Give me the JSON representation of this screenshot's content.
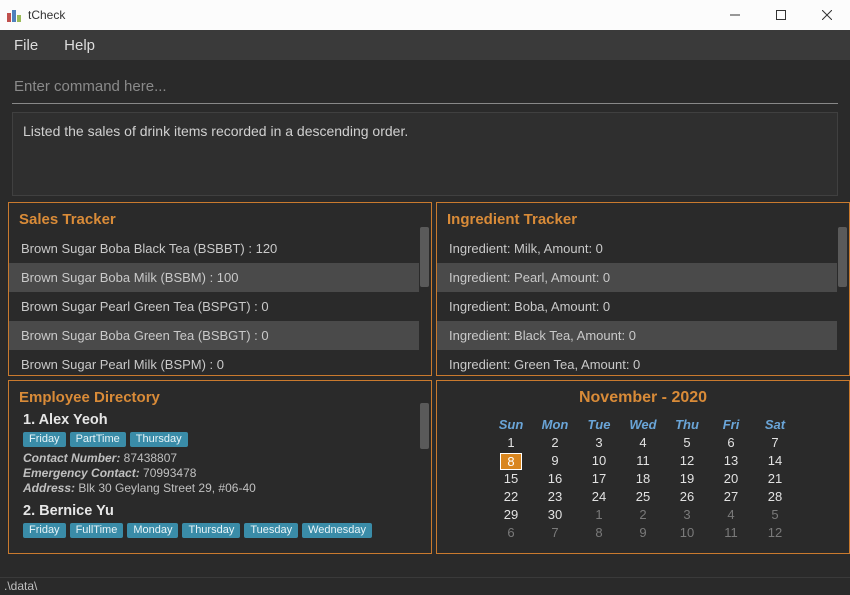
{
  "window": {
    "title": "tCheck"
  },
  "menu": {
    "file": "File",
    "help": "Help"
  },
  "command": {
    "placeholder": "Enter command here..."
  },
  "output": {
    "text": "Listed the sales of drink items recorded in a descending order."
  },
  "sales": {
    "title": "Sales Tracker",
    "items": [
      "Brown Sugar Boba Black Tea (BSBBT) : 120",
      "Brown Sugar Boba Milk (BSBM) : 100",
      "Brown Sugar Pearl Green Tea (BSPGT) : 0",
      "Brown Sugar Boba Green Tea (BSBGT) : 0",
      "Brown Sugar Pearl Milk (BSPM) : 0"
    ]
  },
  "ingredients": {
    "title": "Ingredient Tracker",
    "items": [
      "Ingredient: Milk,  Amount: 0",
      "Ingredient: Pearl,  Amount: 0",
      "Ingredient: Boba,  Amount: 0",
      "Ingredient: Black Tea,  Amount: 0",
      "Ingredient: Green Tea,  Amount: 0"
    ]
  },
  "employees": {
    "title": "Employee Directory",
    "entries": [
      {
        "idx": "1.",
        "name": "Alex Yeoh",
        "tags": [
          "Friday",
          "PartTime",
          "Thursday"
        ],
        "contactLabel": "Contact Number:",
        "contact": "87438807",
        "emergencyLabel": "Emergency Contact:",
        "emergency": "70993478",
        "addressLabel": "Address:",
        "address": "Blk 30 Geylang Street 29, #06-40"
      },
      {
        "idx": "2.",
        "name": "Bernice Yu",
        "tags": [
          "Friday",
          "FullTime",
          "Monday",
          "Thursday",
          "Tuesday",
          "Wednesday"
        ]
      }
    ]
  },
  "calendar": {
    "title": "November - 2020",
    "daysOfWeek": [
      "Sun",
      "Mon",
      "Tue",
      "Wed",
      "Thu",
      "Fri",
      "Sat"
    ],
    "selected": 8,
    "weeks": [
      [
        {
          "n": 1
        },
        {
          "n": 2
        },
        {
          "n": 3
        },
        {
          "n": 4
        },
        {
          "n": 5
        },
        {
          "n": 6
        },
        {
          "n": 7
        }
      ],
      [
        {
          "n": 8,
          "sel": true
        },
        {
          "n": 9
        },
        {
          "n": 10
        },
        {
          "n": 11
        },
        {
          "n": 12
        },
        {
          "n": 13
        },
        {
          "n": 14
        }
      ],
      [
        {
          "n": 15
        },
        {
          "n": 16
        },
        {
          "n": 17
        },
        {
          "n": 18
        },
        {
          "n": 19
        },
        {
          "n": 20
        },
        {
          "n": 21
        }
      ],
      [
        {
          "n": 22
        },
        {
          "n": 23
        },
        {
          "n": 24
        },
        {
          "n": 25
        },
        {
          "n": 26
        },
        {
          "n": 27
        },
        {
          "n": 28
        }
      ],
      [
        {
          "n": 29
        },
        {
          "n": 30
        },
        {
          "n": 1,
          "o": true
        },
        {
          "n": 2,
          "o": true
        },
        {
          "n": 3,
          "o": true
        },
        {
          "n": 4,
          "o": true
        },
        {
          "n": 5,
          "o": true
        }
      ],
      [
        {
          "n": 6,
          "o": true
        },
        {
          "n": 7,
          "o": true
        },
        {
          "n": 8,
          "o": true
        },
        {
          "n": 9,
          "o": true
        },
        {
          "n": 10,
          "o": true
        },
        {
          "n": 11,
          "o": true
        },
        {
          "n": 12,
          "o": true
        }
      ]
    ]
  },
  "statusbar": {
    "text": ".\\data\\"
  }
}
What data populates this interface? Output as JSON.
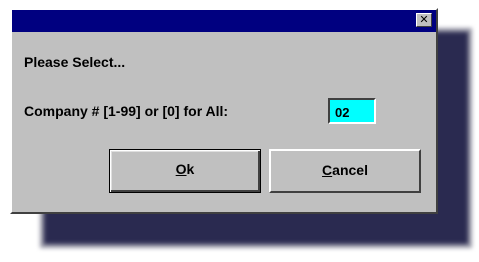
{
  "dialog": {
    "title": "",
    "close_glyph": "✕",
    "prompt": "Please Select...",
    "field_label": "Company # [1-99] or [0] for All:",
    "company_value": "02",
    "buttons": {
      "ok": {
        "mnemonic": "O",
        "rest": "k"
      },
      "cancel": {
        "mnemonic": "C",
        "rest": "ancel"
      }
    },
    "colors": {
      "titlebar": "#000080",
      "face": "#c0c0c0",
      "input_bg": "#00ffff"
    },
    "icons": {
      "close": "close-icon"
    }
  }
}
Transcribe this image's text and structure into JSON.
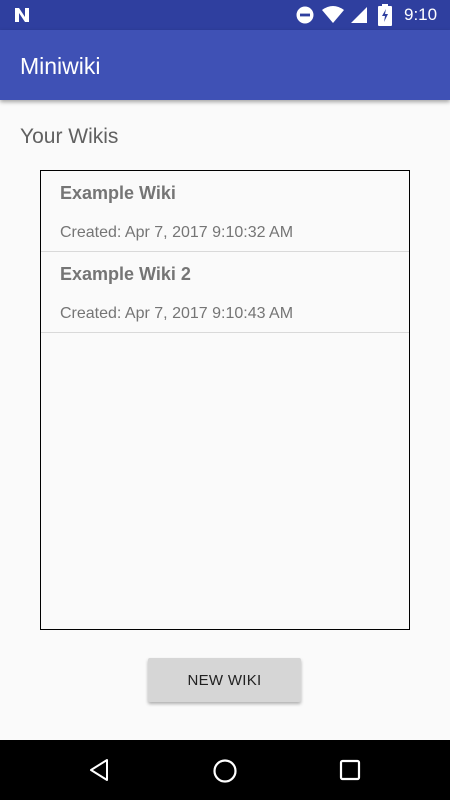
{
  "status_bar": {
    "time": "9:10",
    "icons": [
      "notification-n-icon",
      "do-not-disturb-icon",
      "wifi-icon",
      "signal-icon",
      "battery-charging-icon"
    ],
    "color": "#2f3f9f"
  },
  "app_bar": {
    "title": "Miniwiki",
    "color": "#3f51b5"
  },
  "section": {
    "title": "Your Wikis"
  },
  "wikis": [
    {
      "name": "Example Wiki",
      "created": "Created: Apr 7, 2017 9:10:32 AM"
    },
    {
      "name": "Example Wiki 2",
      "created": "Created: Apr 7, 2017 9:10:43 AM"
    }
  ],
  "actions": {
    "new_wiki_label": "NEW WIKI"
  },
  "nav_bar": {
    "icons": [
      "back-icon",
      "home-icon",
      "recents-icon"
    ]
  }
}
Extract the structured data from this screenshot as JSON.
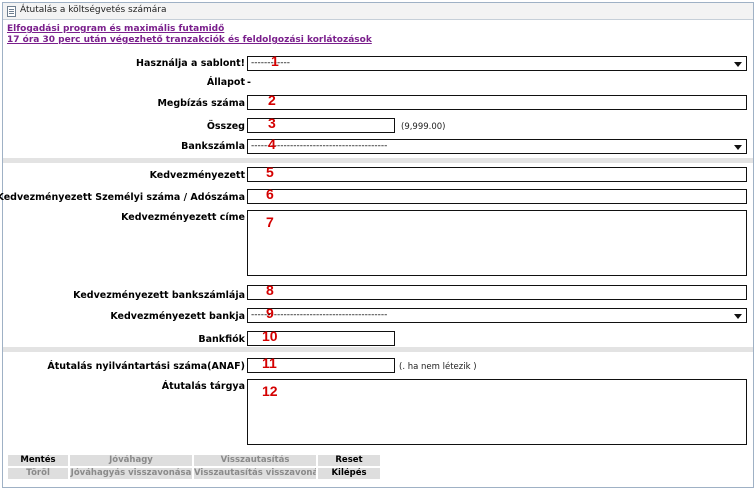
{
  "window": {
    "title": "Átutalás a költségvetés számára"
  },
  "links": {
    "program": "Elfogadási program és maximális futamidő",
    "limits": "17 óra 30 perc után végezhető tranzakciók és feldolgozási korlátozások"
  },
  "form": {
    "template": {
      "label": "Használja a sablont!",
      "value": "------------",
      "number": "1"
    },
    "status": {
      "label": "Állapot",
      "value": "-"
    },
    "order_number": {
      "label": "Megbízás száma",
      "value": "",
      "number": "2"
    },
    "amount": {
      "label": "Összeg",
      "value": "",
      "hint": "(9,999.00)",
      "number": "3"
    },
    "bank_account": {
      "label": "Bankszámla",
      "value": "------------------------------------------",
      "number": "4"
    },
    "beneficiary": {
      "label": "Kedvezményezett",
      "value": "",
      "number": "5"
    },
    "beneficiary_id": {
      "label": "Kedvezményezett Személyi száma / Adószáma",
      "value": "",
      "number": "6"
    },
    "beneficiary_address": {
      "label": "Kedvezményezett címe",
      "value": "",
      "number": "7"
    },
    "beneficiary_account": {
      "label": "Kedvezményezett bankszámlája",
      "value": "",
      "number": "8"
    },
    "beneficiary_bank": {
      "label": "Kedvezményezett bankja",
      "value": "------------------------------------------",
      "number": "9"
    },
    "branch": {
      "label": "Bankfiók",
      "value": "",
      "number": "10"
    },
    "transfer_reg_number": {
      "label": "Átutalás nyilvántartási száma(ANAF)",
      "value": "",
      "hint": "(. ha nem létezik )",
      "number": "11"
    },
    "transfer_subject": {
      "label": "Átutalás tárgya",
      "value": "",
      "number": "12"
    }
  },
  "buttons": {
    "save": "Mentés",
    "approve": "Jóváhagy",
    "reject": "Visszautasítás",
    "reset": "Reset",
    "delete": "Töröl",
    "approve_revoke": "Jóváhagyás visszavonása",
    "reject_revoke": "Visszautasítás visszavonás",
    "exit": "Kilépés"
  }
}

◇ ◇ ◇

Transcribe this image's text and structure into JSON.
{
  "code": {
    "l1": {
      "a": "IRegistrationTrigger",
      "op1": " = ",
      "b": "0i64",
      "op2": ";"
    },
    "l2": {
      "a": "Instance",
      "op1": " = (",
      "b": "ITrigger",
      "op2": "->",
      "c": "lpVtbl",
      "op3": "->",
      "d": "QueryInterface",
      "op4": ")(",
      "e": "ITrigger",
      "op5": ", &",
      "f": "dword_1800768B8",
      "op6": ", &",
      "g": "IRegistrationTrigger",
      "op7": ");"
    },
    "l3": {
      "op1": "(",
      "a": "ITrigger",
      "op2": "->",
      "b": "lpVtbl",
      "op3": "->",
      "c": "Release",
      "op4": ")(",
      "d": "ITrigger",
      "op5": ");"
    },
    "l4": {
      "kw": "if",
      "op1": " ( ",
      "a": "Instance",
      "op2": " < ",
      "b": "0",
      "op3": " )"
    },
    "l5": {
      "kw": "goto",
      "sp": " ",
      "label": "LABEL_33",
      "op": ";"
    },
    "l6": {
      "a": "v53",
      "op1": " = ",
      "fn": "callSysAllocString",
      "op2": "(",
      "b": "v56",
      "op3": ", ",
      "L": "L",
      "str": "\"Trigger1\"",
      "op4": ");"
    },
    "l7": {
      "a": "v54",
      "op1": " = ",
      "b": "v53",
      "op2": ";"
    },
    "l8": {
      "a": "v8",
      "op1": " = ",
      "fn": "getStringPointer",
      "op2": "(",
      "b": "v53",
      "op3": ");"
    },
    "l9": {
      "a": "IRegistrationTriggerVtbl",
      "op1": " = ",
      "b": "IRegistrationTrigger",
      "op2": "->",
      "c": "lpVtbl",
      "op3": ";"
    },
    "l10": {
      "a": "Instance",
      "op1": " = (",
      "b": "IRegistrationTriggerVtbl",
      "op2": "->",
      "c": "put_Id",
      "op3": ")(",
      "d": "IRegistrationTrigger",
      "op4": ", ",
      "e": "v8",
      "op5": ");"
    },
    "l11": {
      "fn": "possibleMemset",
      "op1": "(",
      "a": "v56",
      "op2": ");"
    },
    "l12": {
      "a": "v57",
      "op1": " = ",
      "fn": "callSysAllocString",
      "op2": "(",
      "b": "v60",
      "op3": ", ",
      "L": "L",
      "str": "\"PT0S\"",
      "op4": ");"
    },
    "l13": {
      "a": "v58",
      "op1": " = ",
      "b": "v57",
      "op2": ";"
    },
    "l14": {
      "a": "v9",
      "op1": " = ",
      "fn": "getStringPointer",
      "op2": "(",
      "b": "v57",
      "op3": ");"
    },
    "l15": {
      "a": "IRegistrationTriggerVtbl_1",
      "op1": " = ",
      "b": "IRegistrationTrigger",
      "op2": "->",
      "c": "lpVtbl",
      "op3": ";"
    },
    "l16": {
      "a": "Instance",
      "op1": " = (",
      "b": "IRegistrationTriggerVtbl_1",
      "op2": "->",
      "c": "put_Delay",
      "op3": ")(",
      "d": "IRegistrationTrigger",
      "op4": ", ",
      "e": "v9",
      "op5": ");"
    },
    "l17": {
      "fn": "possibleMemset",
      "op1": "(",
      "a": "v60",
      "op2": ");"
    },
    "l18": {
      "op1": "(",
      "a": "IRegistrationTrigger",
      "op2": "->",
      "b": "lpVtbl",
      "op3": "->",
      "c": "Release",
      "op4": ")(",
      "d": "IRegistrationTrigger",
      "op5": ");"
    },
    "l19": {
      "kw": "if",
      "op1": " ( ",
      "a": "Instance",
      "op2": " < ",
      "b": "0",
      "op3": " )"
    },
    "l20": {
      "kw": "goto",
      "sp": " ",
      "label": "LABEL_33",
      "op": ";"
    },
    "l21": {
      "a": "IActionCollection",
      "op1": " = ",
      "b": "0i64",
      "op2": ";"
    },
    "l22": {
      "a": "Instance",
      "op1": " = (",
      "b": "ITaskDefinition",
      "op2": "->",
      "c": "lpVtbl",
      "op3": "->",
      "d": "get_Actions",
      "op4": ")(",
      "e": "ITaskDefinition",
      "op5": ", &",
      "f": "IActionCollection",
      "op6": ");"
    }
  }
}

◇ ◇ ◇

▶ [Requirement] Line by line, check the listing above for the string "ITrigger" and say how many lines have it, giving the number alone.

▶ [Reply to the task] 4